### Work to complete
Among the following entries, say how many lines contain the word "Correo"; the answer is a number and nothing else.

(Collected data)
* * * * * * *

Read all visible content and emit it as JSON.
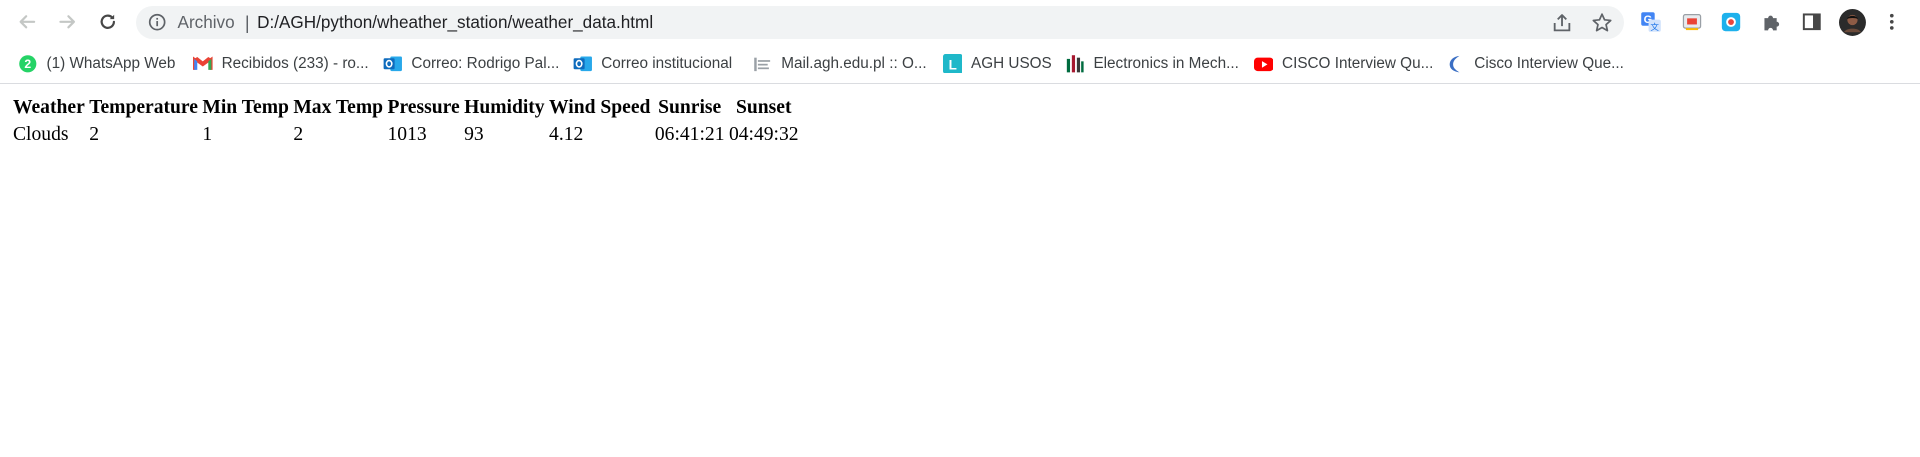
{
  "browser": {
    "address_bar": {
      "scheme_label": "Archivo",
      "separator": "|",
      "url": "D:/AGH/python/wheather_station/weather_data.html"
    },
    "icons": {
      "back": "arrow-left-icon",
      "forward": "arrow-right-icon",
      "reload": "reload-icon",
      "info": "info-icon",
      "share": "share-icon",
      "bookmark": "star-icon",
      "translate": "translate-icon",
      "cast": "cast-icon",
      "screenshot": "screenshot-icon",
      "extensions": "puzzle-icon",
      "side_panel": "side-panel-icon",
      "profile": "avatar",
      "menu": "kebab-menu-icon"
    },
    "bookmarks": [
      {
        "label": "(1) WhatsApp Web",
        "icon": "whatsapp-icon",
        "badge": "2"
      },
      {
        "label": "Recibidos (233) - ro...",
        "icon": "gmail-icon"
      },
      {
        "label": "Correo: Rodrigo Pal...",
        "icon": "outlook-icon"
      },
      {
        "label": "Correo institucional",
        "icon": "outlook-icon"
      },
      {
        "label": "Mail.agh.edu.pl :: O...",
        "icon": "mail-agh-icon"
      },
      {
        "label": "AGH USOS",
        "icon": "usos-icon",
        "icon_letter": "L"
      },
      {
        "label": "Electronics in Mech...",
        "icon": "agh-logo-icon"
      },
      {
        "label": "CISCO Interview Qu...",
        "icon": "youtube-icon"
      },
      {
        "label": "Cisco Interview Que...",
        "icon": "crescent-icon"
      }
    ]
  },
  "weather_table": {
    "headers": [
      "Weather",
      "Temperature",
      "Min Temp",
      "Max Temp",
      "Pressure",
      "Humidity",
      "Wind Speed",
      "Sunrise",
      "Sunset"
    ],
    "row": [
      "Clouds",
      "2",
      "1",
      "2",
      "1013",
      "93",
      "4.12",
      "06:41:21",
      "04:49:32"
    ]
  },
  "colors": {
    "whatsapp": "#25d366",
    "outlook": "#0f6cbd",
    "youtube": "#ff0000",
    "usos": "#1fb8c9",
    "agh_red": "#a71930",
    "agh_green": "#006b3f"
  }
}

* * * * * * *

### Result below
2